Review of Atopic Dermatitis
Review of Atopic Dermatitis
The author of a thorough review of atopic dermatitis (AD) in the New England Journal of Medicine discusses the epidemiology and clinical presentation of AD; the issue of pruritus; the contributions of genetics, allergens, disrupted barrier function, immunopathologic mechanisms, dendritic cells, T cells, Staphylococcus aureus, and immunoglobulin E (IgE) autoantibodies; and goals for prevention and therapy.
The hallmarks of AD include disrupted skin barrier resulting in dry skin; chronic, relapsing skin inflammation; pruritus; and increased IgE sensitization to food and environmental allergens. AD is a complex genetic disease that arises from gene–gene and gene–environment interactions. Mutations exist in two gene groups: those encoding epidermal or other epithelial structural proteins (e.g., filaggrin mutations) and those encoding major elements of the immune system (e.g., increased Th2 cytokine production).
Currently, two hypotheses attempt to explain the AD mechanism. The first proposes that an innate immunologic disturbance leads to IgE sensitization, which later results in disruption of the epithelial barrier. The second proposes that an intrinsic epithelial cell defect leads to barrier disruption and that the immunologic imbalance is an epiphenomenon.
AD is a biphasic T-cell–mediated disease.

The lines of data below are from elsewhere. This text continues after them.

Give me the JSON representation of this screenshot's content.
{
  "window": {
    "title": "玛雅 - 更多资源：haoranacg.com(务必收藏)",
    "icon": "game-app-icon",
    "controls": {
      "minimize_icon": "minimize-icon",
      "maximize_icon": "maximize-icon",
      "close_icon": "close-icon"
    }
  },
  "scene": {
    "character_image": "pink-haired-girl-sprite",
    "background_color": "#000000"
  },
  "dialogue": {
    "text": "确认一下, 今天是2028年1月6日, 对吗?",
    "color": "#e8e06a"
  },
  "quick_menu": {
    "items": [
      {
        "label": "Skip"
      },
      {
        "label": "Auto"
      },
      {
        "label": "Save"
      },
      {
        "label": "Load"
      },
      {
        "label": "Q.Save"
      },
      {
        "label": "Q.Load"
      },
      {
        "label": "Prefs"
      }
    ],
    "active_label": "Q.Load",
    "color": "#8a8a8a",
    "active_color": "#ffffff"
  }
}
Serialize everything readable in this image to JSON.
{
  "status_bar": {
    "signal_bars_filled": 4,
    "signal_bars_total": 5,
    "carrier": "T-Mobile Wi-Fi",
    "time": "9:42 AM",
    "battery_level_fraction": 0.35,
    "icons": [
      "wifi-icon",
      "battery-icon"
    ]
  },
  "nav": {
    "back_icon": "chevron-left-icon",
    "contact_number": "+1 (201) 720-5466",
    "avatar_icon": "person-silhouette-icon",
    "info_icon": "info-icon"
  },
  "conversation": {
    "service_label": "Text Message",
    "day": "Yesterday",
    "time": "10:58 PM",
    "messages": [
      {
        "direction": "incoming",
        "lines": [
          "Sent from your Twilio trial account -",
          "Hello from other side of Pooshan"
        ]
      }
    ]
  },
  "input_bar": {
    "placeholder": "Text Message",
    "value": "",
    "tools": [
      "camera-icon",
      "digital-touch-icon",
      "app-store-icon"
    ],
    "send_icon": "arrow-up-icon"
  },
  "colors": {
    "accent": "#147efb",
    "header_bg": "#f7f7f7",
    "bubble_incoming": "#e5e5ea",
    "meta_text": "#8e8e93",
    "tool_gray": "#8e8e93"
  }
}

In acute AD, the Th2 profile predominates, with increases in interleukin (IL)-4, IL-5, and IL-13. In chronic AD, a Th1 dominance develops, with increases in IFN-γ, IL-12 and IL-5, and granulocyte-macrophage colony-stimulating factor. Even normal-appearing skin in AD patients may harbor a mild inflammatory infiltrate.
The innate immune system is impaired in AD. Decreased antimicrobial peptides result in increased S. aureus colonization. Scratching leads to increased S. aureus binding to the skin. Staph enterotoxins are proinflammatory, they inhibit regulatory T cells, and they increase the competing β-isoform of glucocorticoid receptors in mononuclear cells, leading to resistance to local corticosteroid treatment in lesional skin.
A triphasic natural history of AD was recently proposed. Phase I occurs in early infancy before IgE sensitization develops; 60% to 80% of affected infants (who are likely genetically predisposed) go on to develop IgE sensitization to food, environmental allergens, or both (phase II). Chronic scratching of severe AD sometimes leads to phase III, the development of IgE autoantibodies against proteins of keratinocytes and endothelial cells.
AD is as complex as it is commonplace. Proper treatment must include hydration of the skin, avoidance of triggers, decreased bacterial colonization or infection, and proper anti-inflammatory medications (topical steroids and calcineurin inhibitors). Aggressive management of acute flares is important. Minimization of staph colonization may improve local steroid responsiveness. Maintenance antimicrobial measures, such as dilute-bleach baths, are effective and safer than triclosan. Some patients may require maintenance topical anti-inflammatory medication between flares.